§ **WORK ITEM**: Reproduce the records below exactly as they are written.

Entries taken from a collection
☆ ☆ ☆ ☆ ☆ ☆ ☆

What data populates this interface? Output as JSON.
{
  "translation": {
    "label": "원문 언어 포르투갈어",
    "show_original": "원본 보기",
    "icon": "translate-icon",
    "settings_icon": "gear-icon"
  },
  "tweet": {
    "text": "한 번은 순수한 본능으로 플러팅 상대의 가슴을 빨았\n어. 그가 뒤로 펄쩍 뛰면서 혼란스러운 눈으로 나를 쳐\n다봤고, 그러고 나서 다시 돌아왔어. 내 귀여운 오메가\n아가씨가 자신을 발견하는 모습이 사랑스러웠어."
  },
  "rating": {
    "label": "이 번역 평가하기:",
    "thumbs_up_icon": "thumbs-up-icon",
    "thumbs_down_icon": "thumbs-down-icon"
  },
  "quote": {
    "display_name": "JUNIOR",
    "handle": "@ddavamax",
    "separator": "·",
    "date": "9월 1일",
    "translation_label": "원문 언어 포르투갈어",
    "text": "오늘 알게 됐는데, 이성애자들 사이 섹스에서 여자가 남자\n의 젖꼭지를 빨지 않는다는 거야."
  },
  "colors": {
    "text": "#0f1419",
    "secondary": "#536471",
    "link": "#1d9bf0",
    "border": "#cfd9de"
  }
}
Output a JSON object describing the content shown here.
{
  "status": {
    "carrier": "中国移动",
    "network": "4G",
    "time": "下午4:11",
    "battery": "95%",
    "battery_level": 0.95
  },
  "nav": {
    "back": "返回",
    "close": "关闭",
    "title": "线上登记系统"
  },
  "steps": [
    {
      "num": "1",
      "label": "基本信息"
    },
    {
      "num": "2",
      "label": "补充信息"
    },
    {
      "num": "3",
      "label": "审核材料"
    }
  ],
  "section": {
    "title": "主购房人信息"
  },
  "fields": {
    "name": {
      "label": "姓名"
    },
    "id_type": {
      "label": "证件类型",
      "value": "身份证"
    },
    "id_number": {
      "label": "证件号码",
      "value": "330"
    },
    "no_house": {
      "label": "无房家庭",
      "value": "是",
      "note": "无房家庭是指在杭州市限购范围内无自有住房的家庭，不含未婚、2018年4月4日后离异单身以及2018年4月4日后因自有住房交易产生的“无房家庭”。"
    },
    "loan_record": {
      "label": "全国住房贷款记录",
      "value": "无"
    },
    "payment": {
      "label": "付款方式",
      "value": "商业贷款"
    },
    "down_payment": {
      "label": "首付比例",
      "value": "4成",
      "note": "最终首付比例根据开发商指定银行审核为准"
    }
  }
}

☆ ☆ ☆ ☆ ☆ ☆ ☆

§ **RESULT**:
What data populates this interface? Output as JSON.
{
  "translation": {
    "label": "원문 언어 포르투갈어",
    "show_original": "원본 보기",
    "icon": "translate-icon",
    "settings_icon": "gear-icon"
  },
  "tweet": {
    "text": "한 번은 순수한 본능으로 플러팅 상대의 가슴을 빨았\n어. 그가 뒤로 펄쩍 뛰면서 혼란스러운 눈으로 나를 쳐\n다봤고, 그러고 나서 다시 돌아왔어. 내 귀여운 오메가\n아가씨가 자신을 발견하는 모습이 사랑스러웠어."
  },
  "rating": {
    "label": "이 번역 평가하기:",
    "thumbs_up_icon": "thumbs-up-icon",
    "thumbs_down_icon": "thumbs-down-icon"
  },
  "quote": {
    "display_name": "JUNIOR",
    "handle": "@ddavamax",
    "separator": "·",
    "date": "9월 1일",
    "translation_label": "원문 언어 포르투갈어",
    "text": "오늘 알게 됐는데, 이성애자들 사이 섹스에서 여자가 남자\n의 젖꼭지를 빨지 않는다는 거야."
  },
  "colors": {
    "text": "#0f1419",
    "secondary": "#536471",
    "link": "#1d9bf0",
    "border": "#cfd9de"
  }
}
Output a JSON object describing the content shown here.
{
  "status": {
    "carrier": "中国移动",
    "network": "4G",
    "time": "下午4:11",
    "battery": "95%",
    "battery_level": 0.95
  },
  "nav": {
    "back": "返回",
    "close": "关闭",
    "title": "线上登记系统"
  },
  "steps": [
    {
      "num": "1",
      "label": "基本信息"
    },
    {
      "num": "2",
      "label": "补充信息"
    },
    {
      "num": "3",
      "label": "审核材料"
    }
  ],
  "section": {
    "title": "主购房人信息"
  },
  "fields": {
    "name": {
      "label": "姓名"
    },
    "id_type": {
      "label": "证件类型",
      "value": "身份证"
    },
    "id_number": {
      "label": "证件号码",
      "value": "330"
    },
    "no_house": {
      "label": "无房家庭",
      "value": "是",
      "note": "无房家庭是指在杭州市限购范围内无自有住房的家庭，不含未婚、2018年4月4日后离异单身以及2018年4月4日后因自有住房交易产生的“无房家庭”。"
    },
    "loan_record": {
      "label": "全国住房贷款记录",
      "value": "无"
    },
    "payment": {
      "label": "付款方式",
      "value": "商业贷款"
    },
    "down_payment": {
      "label": "首付比例",
      "value": "4成",
      "note": "最终首付比例根据开发商指定银行审核为准"
    }
  }
}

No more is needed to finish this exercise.